**EXERCISE DETAILS**
Please print exactly the lines running from the one that contains "Read all visible content and emit it as JSON." to the end of the data, with both lines included.

**DATA EXTRACTS**

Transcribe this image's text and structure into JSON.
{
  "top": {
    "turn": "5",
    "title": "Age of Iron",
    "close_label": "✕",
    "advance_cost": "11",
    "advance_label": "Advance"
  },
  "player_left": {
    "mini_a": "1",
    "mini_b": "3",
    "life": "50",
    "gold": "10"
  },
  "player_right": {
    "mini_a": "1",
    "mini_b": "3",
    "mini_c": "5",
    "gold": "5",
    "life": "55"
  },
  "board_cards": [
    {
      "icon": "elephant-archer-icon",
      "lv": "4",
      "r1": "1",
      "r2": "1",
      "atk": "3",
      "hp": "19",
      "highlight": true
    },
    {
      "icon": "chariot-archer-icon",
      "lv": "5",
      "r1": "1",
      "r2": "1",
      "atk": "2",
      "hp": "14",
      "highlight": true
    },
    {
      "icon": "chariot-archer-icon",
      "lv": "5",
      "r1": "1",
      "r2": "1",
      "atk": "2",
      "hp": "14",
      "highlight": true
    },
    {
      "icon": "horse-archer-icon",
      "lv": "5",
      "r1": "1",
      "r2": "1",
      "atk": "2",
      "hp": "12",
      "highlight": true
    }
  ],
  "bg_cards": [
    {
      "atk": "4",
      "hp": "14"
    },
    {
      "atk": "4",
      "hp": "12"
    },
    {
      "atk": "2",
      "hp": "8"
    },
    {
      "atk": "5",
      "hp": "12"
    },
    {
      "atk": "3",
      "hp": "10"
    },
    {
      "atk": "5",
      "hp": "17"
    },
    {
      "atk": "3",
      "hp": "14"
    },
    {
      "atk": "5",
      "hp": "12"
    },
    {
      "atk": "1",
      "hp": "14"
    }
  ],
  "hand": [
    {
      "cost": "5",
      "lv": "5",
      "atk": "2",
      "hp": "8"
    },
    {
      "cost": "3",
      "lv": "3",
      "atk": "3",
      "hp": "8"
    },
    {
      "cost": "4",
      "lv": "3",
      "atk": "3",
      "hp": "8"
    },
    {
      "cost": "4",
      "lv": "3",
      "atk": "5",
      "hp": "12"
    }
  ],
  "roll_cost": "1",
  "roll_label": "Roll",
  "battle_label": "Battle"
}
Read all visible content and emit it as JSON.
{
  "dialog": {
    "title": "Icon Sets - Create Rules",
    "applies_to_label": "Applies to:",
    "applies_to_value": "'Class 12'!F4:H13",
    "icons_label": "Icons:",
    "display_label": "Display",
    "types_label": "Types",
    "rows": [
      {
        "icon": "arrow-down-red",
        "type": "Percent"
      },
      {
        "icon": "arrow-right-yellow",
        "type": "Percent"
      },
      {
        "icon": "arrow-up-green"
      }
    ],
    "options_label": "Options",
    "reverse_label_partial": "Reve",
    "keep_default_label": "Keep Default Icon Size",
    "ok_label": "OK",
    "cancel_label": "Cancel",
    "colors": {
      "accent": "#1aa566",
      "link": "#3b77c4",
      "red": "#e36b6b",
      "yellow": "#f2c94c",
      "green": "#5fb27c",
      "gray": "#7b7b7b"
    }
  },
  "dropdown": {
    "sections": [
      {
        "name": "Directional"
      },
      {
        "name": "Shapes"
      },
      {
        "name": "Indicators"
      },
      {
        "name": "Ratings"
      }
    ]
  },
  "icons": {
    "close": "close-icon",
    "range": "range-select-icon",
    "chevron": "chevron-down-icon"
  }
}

**YOUR RESPONSE**
Read all visible content and emit it as JSON.
{
  "dialog": {
    "title": "Icon Sets - Create Rules",
    "applies_to_label": "Applies to:",
    "applies_to_value": "'Class 12'!F4:H13",
    "icons_label": "Icons:",
    "display_label": "Display",
    "types_label": "Types",
    "rows": [
      {
        "icon": "arrow-down-red",
        "type": "Percent"
      },
      {
        "icon": "arrow-right-yellow",
        "type": "Percent"
      },
      {
        "icon": "arrow-up-green"
      }
    ],
    "options_label": "Options",
    "reverse_label_partial": "Reve",
    "keep_default_label": "Keep Default Icon Size",
    "ok_label": "OK",
    "cancel_label": "Cancel",
    "colors": {
      "accent": "#1aa566",
      "link": "#3b77c4",
      "red": "#e36b6b",
      "yellow": "#f2c94c",
      "green": "#5fb27c",
      "gray": "#7b7b7b"
    }
  },
  "dropdown": {
    "sections": [
      {
        "name": "Directional"
      },
      {
        "name": "Shapes"
      },
      {
        "name": "Indicators"
      },
      {
        "name": "Ratings"
      }
    ]
  },
  "icons": {
    "close": "close-icon",
    "range": "range-select-icon",
    "chevron": "chevron-down-icon"
  }
}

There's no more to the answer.